"Alphabet City" was the title of a 1983 novel by David Price and a 1984 movie. Surprisingly, I couldn't find earlier. There's no mention of "Alphabet City" in the books City in Slang (1993) or Naming New York: Manhattan Places & How They Got Their Names (2001).

"A, B, C, and D" for "Assault, Battery, Crime and Death" was used in the 1980s, but doesn't apply to the gentrified neighborhoods of today. In 2018, the Chelsea properties owned by Alphabet Inc./Google was also dubbed "Alphabet City."

Wikipedia: Alphabet City, Manhattan
Alphabet City is a neighborhood located within the East Village in the New York City borough of Manhattan. Its name comes from Avenues A, B, C, and D, the only avenues in Manhattan to have single-letter names. It is bordered by Houston Street to the south and by 14th Street to the north, along the traditional northern border of the East Village and south of Stuyvesant Town and Peter Cooper Village. Some famous landmarks include Tompkins Square Park and the Nuyorican Poets Cafe.

Amelia liked to hang out in Alphabet City, a low-rent area sandwiched between the East Village, the East River, and the Lower East Side. One night, she took me to a tiny, cramped bar on Avenue B: hard faces and wild eyes inside, dark streets and crumbling buildings outside. The place had a sense of danger, which I liked. Over many shots of whiskey, Amelia told me Alphabet City was notorious and the avenue names "A, B, C, and D" stood for "Assault, Battery, Crime and Death." I liked that as well. But she said it too was changing, and soon all of Manhattan would be too gentrified and expensive for any one normal to live in.

OCLC WorldCat record
Alphabet city : a novel
Author: David Price
Publisher: London : Olive, 1983
Edition/Format: Print book : Fiction : English

Wikipedia: Alphabet City (film)
Alphabet City is a 1984 American crime drama film directed by Amos Poe. The story follows a young gangster of Italian descent named Johnny, who has been given control over his own neighborhood by the Mob. Then unknown actors Vincent Spano (as Johnny), Jami Gertz, and Michael Winslow give compelling performances in this low-budget crime/drama/thriller. Acclaimed film and stage actress Zohra Lampert plays Johnny's mother. The film is set in Alphabet City, a part of the East Village in New York City.
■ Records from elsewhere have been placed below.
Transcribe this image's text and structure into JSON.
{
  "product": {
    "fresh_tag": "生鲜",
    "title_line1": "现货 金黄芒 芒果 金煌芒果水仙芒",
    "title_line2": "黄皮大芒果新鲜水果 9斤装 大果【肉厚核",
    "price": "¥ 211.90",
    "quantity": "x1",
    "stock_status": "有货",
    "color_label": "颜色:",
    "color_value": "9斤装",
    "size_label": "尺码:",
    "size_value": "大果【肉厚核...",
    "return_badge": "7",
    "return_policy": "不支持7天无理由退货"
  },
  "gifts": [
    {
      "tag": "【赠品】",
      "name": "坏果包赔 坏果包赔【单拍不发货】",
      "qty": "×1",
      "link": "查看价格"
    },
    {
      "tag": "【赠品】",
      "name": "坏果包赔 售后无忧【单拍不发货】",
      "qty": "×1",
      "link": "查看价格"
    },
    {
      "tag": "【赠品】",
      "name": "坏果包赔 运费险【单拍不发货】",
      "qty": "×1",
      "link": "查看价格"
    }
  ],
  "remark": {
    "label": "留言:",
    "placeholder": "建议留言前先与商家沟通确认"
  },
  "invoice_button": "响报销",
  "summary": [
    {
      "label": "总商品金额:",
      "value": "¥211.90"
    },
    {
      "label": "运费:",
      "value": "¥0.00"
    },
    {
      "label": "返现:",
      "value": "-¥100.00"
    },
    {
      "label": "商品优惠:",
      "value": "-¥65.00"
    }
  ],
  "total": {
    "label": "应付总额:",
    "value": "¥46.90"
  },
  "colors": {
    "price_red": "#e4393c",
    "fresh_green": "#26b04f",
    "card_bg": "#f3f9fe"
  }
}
OCLC WorldCat record
Alphabet city.
Author: Language (Musical group)
Publisher: Hollywood, Calif. : A & M, ℗1984.
Edition/Format: Music LP : English
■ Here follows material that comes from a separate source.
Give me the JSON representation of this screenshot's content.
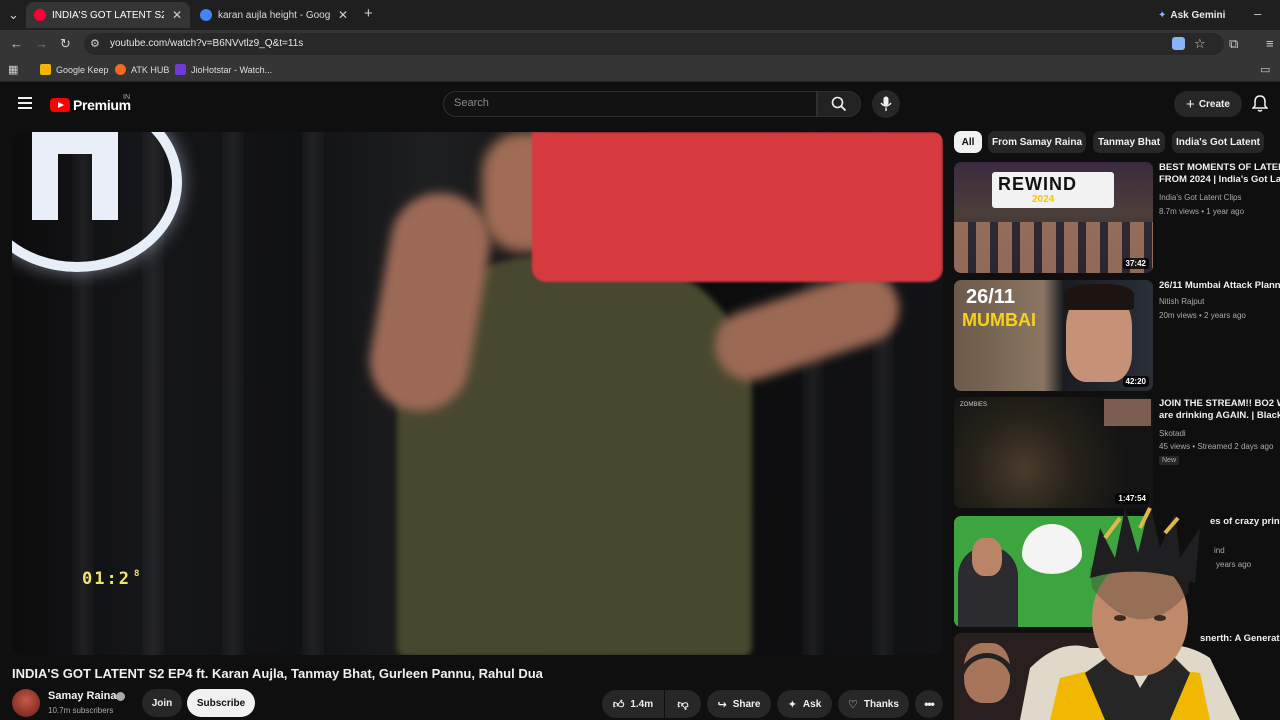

27 April 1984, New York (NY) Times, pg. A27:
The neighborhood, known as Alphabet City because of its lettered avenues that run easterly from First Avenue to the river, has for years been occupied by a stubbornly persistent plague of drug dealers in narcotics whose flagrantly open drug dealing has destroyed the community life of the neighborhood.

5 May 1984, New York (NY) Times, pg. 17:
"Alphabet City," which opened yesterday at the Manhattan I and other theatres in and around the city, is one of those exercises in romantic film making that owe more to the history of cinema than to the reality of the milieu that is their subject.

Here is a film that draws its title from the Lower East Side Avenues - A, B and C - that are is setting, and takes as its subject the criminal activities of a young man named Johnny (Vincent Spano), who has been granted this fief by organized crime.
Posted by Barry Popik
New York CityNeighborhoods • Friday, July 23, 2004 • Permalink